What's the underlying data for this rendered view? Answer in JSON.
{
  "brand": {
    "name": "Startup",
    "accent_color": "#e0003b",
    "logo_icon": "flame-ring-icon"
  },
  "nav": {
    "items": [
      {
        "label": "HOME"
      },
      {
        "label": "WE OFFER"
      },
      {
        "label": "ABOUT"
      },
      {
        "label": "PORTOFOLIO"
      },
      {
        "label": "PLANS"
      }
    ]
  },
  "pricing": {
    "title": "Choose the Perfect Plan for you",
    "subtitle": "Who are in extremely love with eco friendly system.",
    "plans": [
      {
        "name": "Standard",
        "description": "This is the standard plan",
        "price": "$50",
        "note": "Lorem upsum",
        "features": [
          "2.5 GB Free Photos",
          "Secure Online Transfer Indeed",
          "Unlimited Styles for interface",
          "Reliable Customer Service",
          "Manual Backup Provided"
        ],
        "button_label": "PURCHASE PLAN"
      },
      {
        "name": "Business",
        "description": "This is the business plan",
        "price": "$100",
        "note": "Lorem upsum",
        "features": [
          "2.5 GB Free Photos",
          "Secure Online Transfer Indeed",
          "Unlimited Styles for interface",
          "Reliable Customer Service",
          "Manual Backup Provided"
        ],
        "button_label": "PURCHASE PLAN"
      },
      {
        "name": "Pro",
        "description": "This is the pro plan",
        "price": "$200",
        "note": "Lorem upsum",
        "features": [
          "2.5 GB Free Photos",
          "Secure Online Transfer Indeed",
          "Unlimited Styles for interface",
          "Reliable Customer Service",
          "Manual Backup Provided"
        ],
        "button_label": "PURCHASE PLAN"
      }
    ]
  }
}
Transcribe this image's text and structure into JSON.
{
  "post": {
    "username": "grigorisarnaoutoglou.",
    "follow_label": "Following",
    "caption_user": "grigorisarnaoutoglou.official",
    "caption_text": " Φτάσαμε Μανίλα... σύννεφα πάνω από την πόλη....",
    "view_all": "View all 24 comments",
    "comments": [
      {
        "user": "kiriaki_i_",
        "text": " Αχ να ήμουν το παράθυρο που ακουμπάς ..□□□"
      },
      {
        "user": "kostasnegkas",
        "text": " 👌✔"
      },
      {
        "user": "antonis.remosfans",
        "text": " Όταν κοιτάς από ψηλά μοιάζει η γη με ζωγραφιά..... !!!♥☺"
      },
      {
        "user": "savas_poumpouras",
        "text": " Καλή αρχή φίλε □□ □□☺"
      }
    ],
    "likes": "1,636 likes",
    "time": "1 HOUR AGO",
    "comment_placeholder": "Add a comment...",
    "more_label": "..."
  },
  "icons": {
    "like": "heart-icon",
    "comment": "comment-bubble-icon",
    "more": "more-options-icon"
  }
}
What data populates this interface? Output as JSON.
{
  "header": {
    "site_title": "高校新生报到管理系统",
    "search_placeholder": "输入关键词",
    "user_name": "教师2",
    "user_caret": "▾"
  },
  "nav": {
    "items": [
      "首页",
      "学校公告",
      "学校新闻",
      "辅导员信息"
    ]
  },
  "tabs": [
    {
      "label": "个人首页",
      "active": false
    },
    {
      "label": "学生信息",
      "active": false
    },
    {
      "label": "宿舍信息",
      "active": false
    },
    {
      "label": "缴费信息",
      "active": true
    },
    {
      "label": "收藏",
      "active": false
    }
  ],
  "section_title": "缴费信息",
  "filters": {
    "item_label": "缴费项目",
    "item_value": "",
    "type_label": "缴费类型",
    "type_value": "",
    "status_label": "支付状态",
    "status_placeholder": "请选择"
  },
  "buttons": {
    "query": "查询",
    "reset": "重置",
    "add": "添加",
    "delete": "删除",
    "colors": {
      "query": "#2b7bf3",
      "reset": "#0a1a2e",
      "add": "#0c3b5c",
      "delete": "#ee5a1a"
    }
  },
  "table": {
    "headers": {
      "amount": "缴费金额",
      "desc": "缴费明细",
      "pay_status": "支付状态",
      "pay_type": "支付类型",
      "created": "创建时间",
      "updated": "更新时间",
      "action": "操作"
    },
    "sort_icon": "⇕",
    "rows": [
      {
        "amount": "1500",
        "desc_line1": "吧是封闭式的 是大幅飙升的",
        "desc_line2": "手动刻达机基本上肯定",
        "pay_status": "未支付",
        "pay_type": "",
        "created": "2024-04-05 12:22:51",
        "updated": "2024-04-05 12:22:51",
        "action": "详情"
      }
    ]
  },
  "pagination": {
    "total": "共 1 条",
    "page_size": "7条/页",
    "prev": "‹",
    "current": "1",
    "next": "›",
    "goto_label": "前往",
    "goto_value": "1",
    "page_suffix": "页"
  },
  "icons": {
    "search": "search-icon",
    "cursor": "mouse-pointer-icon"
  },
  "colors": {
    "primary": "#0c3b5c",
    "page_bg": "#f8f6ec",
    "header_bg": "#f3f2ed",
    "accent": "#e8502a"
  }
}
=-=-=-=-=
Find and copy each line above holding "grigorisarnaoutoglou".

    "username": "grigorisarnaoutoglou.",
    "caption_user": "grigorisarnaoutoglou.official",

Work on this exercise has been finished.